NachoMahma7 years ago
.  This may not be an electrical problem. After 15 years, especially with no maintenance, the gears and bearings are probably worn out. Probably a lot of hair, skin, and dirt accumulated, also.
.  If you are good at putting things back together after you take them apart, disassemble the mechanical works, clean, and lubricate.
.  While you have things apart, wash out the motor with WD-40 (or equiv) and blot up as much of the excess as you can (a few shots of compressed air may help). Check all the wiring, switches, connections, insulation, &c for corrosion and/or breaks.
.  Put it back together and see what happens.
chinaski (author)  NachoMahma7 years ago
i diassmbled the whole thing, as my first suspicion was the motor since it had let me run it with the cord for so long. that's when i disconnected the rechargeable battery and stuck a regular AA to the terminals to see what would happen. it ran fine, so i knew that the motor was not the problem. i haven't detected any problems with the innards of this thing. and it was amazingly clean inside. it was well designed in that area. i maybe found three or four little whiskers that had worked their way into where they shouldn't have been.
.  It sounds like it might be the charger, as Re-design mentioned, or you may have gotten a bad battery (or one that is not the right type).
.  Can you check the voltage at the motor when the unit is running (and preferably with a load on it) and verify that it is close to what it should be. To get you in the ballpark, a NiCd will put out about 1.2V per cell and an alkaline around 1.5-1.6V - use Google to find the voltage of other type batteries.
Also there may be something going on with the charger. It's meant to charge the battery overnight. Running the motor direct may have used more current than it was meant to supply. But you could just figure out what the voltage is and directly wire the proper sized wall wart to the motor and switch.

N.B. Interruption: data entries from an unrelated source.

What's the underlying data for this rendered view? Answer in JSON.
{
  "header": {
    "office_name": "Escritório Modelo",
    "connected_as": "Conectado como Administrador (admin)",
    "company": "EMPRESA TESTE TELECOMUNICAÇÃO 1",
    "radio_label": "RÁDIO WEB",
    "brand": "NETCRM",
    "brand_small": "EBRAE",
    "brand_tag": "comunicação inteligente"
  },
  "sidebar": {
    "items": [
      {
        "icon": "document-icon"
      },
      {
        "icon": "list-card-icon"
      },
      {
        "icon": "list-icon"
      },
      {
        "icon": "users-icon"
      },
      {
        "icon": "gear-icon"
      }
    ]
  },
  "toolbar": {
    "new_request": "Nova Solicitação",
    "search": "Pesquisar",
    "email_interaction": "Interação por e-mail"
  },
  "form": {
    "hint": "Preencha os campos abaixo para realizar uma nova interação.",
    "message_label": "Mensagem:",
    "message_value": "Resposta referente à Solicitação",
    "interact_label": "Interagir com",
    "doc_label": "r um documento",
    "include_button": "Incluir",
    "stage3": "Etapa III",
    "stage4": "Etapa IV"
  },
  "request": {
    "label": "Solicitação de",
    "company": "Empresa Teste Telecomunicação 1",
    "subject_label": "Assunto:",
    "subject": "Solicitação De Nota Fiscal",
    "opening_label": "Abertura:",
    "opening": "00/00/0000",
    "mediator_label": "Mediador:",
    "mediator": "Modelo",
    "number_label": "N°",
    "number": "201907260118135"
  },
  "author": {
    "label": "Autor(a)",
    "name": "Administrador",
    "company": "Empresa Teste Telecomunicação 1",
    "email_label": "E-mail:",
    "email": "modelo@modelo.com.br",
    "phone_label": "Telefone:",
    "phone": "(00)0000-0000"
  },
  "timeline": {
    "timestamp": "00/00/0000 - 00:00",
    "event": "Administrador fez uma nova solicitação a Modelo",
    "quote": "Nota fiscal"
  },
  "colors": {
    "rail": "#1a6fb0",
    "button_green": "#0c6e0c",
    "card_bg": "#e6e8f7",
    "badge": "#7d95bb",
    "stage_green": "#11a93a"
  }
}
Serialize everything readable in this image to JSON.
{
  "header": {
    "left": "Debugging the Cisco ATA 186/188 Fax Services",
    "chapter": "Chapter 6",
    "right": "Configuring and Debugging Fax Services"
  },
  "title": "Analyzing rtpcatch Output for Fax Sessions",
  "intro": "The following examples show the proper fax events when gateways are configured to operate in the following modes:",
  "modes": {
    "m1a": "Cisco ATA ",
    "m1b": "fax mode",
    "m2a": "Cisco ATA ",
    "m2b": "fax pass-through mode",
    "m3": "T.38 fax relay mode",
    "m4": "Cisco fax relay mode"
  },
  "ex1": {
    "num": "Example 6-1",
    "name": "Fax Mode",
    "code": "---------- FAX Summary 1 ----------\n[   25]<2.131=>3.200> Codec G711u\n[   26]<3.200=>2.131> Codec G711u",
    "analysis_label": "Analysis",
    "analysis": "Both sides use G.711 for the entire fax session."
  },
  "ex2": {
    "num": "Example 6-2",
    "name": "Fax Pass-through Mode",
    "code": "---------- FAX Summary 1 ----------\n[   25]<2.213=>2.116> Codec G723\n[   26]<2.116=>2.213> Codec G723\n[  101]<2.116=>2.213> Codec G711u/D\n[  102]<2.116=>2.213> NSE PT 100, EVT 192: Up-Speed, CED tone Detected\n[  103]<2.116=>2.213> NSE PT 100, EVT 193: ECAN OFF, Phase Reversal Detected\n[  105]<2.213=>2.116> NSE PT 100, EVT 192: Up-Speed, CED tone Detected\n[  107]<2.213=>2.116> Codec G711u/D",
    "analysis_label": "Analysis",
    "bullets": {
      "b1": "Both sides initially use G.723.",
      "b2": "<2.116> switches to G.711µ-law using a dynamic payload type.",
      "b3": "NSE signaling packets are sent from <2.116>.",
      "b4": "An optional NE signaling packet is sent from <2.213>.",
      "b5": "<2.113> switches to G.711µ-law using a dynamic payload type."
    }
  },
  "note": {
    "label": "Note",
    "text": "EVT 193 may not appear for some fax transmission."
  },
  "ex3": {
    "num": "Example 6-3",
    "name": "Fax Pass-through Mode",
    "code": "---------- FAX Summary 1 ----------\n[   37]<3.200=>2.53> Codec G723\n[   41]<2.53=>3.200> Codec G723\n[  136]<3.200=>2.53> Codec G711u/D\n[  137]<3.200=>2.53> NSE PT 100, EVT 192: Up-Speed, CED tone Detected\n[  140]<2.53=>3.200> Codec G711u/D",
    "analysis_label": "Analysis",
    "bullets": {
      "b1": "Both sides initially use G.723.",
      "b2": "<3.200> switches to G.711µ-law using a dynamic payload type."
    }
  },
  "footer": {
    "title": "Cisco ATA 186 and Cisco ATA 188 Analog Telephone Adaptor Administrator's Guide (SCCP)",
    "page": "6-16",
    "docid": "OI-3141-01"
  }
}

chinaski (author)  Re-design7 years ago
that leads me to another question. being as i'm not so well versed in electricity, would the voltage output of the batter (1.2V) be what is required to run the motor? or is there a chance that the current post-battery would be either increased or decreased before hitting the motor? the charging circuitry is all internal, so i wouldn't even know where to begin diagnosing that or even how to do it. but if i were to be able to figure the proper voltage, i assume that i could completely remove all circutry before the switch and motor and use the properly rated wall adapter wired directly to the switch, correct?
I wouldn't think that there is any thing to increase of decrease the voltage of the battery to run the motor. If you have a friend with a variable power supply you could have him hook it to the motor and slowly bring the voltage up to whatever you think sounds like the proper speed and that should be pretty close to right.